- The coronavirus continues to impact iPhone production.
- Sources believe suppliers won't be back to normal output until April.
- The exact impact on the new, cheaper iPhone is unknown.
While rumors continue to swirl around a March event as well as an iPhone SE 2 (or iPhone 9) and iPad Pro launch, Apple is struggling to get production back to full capacity. According to the Nikkei Asian Review, production of the new iPhone could result in a pushed launch date and existing models may continue to experience shortages until at least April.
One of the sources said that suppliers are trying to get the new, cheaper iPhone through the production cycle in four weeks, adding that more delays of the low-cost iPhone will affect Apple's strategy throughout the rest of the year.
"The suppliers are doing their best to produce and ship the iPhone within four weeks. ... The delay can't be too long, otherwise, it will affect the sales strategy of Apple's new products in the second half of this year."
Another source claims that iPhone suppliers are currently operating at only 30% to 50% capacity because of labor and logistics issues. These problems are resulting in a shortage of iPhone supply that will most likely not be resolved until April.
"On average, suppliers in the iPhone supply chain are currently operating at around 30% to 50% of capacity ... The constrained supply of iPhones will likely extend to April. There are still a lot of hurdles, from labor shortages to logistics transportation. ... The biggest uncertainty is still lingering as no one can be sure whether the coronavirus is under control."
Apple reportedly ordered up to 80 million new iPhones, with 15 million being earmarked for the low-cost model, to go through production in the first half of 2020. Those production numbers now appear to be far from reach, and Apple has lowered its Q2 guidance for investors as a result.
The exact impact on the new iPhone is still unknown.
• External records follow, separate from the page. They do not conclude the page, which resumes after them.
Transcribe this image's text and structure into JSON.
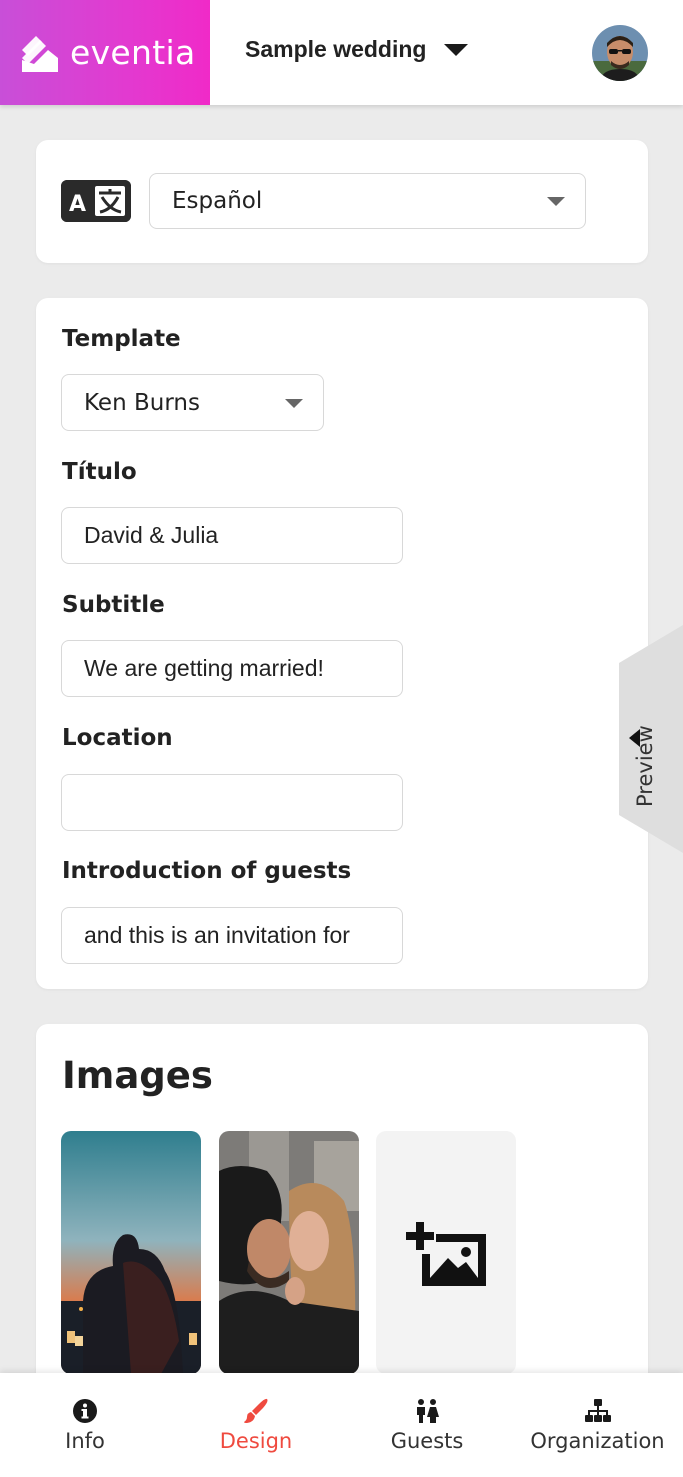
{
  "header": {
    "brand_name": "eventia",
    "event_name": "Sample wedding",
    "brand_gradient": [
      "#c84fd8",
      "#f02ac8"
    ]
  },
  "language": {
    "selected": "Español"
  },
  "form": {
    "template_label": "Template",
    "template_value": "Ken Burns",
    "title_label": "Título",
    "title_value": "David & Julia",
    "subtitle_label": "Subtitle",
    "subtitle_value": "We are getting married!",
    "location_label": "Location",
    "location_value": "",
    "intro_label": "Introduction of guests",
    "intro_value": "and this is an invitation for"
  },
  "images": {
    "title": "Images"
  },
  "preview": {
    "label": "Preview"
  },
  "nav": {
    "items": [
      {
        "label": "Info",
        "icon": "info-icon"
      },
      {
        "label": "Design",
        "icon": "brush-icon",
        "active": true
      },
      {
        "label": "Guests",
        "icon": "guests-icon"
      },
      {
        "label": "Organization",
        "icon": "organization-icon"
      }
    ],
    "active_color": "#ef4a3f"
  }
}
The launch date could be pushed further out or Apple could stick to the launch date with fewer units available. Those are the options unless suppliers figure out a way to get production back to normal levels in time.